important whether it comes from the general treasury, corporate America, or philanthropic
patrons. The Commission has responsibility for developing and supporting arts-related
matters and providing funds, services and information to artists, educational
institutions, community organizations, art organizations and the District community
at-large. With an appropriated budget of only $1.8 million, it is difficult for the
Commission to fulfill its mission. As mayor, I will make certain that the enterprise fund
legislation already in place is facilitated.
- Education is one of my key concerns. The arts are at the very heart of
the development of our young people. We must once again make certain that the arts are an
integral part of the school curricula. I applaud and support the strong efforts of the
D.C. Public School System's Arts and Humanities Steering Committee, made up of
representatives from the arts organizations, artists, educators, and the Commission, to
make the arts basic to learning for young people. As a result, new standards are being
developed to incorporate the arts into the base curricula. I also support the development
of the Commission's East of the River Cultural Program and Arts for Every Student program,
which provides a quality learning experience to every third and fifth grader in the D.C.
Public Schools. I chair the Education Task Force for the Community and Friends Board of
the Kennedy Center. In that position, I have brought our young people to the Kennedy
Center and the Kennedy Center to them. As mayor, I will make certain that we expand
programs like these so that young people throughout the city, regardless of their social
or economic challenges, are allowed to experience a wholesome learning experience, which
includes the arts and cultural awareness. If the arts are to survive at the neighborhood
level, we must begin now to develop new audiences for all the artistic disciplines. I want
to make our young people appreciate Shakespeare, and I think our young people should

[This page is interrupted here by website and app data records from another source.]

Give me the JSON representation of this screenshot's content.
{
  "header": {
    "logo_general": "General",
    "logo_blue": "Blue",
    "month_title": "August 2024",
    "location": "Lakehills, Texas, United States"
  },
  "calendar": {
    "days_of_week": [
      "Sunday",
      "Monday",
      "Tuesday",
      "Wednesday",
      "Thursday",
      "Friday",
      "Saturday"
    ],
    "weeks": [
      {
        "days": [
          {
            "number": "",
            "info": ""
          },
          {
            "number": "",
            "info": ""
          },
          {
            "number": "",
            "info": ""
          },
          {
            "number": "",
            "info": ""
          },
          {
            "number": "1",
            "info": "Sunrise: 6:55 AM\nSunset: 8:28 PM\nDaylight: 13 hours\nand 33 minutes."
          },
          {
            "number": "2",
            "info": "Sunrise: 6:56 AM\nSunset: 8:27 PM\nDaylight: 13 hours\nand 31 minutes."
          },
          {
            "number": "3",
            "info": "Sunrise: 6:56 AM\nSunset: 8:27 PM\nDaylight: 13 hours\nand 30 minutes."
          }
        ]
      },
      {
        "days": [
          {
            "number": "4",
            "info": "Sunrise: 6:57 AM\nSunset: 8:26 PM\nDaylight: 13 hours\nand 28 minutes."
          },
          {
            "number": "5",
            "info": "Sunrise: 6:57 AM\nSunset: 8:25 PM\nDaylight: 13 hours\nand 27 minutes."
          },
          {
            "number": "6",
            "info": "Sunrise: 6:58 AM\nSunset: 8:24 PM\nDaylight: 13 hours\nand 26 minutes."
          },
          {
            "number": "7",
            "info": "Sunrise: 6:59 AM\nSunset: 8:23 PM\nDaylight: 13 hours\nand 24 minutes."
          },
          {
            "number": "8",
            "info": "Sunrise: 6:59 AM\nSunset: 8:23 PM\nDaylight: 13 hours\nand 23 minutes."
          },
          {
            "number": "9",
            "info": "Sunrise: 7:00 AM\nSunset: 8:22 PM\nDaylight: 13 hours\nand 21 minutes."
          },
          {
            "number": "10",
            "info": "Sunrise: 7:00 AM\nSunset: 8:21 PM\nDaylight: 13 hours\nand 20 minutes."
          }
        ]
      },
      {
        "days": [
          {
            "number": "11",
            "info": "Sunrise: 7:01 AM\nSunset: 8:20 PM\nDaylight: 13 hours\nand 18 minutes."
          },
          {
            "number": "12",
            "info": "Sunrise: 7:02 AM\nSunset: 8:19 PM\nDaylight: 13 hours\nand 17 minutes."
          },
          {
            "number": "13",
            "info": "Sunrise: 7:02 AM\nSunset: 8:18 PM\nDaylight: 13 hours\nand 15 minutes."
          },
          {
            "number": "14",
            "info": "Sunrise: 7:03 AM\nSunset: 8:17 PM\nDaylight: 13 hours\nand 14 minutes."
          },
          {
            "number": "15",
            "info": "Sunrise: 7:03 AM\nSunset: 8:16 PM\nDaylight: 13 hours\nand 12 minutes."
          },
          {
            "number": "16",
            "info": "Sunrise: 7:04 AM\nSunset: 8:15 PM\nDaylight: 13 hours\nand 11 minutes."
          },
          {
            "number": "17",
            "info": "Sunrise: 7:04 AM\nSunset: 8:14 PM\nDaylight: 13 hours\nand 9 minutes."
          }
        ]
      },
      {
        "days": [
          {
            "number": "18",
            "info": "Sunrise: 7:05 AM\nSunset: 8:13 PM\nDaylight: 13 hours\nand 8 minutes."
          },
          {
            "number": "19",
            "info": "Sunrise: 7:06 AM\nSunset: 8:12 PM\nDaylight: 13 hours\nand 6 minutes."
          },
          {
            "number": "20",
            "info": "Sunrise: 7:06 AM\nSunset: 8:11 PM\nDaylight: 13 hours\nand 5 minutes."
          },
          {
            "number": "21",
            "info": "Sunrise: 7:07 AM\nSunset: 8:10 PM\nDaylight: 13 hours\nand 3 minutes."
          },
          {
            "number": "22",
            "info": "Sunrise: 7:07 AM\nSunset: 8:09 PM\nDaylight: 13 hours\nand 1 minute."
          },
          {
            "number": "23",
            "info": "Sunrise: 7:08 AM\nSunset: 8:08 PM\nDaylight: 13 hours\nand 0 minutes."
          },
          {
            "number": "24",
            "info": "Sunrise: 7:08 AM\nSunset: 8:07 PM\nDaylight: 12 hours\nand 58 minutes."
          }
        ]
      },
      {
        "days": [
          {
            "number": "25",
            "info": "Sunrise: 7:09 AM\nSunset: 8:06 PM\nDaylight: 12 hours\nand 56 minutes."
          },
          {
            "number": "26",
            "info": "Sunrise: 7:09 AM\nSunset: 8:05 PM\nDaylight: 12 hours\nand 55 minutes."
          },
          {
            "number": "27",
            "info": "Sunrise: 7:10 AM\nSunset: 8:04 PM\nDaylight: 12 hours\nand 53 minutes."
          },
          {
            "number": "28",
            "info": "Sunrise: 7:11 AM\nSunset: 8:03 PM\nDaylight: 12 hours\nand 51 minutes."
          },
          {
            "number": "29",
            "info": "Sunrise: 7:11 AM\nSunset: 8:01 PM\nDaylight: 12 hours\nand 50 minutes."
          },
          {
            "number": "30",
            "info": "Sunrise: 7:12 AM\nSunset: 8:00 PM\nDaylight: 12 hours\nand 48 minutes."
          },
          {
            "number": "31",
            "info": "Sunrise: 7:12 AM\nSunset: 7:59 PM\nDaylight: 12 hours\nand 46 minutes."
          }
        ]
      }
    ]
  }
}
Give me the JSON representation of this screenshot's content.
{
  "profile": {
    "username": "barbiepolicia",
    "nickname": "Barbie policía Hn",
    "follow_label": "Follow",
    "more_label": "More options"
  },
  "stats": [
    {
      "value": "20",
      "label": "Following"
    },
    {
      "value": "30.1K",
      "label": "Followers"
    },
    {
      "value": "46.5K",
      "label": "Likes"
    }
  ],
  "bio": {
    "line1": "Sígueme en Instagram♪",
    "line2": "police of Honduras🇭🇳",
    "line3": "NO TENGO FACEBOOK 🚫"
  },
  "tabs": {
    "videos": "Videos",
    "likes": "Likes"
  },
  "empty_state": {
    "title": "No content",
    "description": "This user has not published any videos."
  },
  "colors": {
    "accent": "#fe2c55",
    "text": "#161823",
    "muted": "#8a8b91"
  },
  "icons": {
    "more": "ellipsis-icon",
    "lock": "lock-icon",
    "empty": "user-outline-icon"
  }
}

understand that Langston Hughes put the "R" in rap.
- Economic development is a vital element of my plan to revitalize
our city's neighborhoods The arts are a key component of this plan. We must envision the
arts and culture as an integral part of the economic prosperity in the District, as well
as an enrichment to the lives of our people. I view the arts as an essential ingredient in
neighborhood development and revitalization. The 14th Street Theater Corridor, the U
Street Corridor, Georgia Avenue and the Downtown Arts District exemplify how the arts aid
in the uplifting of communities. But more can be done. When I am mayor, I will work with
our artists and cultural organizations to bring the arts to every community in our city.
As mayor, I will assist and encourage artists and arts organizations to find and renovate
city-owned property for use as friendly dwellings and workplaces. I will continue my
support of the DC Commission on the Arts and Humanities' efforts to augment the city's
appropriations by promoting public and private partnerships with the Commission through
the Arts Enterprise Fund. I will insist on, and monitor to assure, that the arts are an
integral component in all phases of the planning and development of any city-driven
construction project. Individual artists and the cities in which they live have a
symbiotic relationship. But individual artists pay a high price for choosing to live in
our city. In order to keep and attract artists in our city, I pledge to take a serious
look at ways to lower personal income taxes on artists who live and create in the
District. We can look to Mayor Vincent Cianci's revitalization efforts in Providence,
Rhode Island, which established cultural districts and gave individual artists a tax break
for inspiration and guidance. And just as a visionary, pro-artistic climate was created in
New York's SOHO district and San Francisco's Haight Street area, we can do the same thing
right here in our city. As mayor, I will create a welcoming environment for the arts to
flourish in our city.
Paid for by the Carol Schwartz for Mayor Committee. Richard A.
1005 Seventh Street, NW, Washington, D C. 20001.
A Copy of our report is on file with the Director of the Office of Campaign Finance.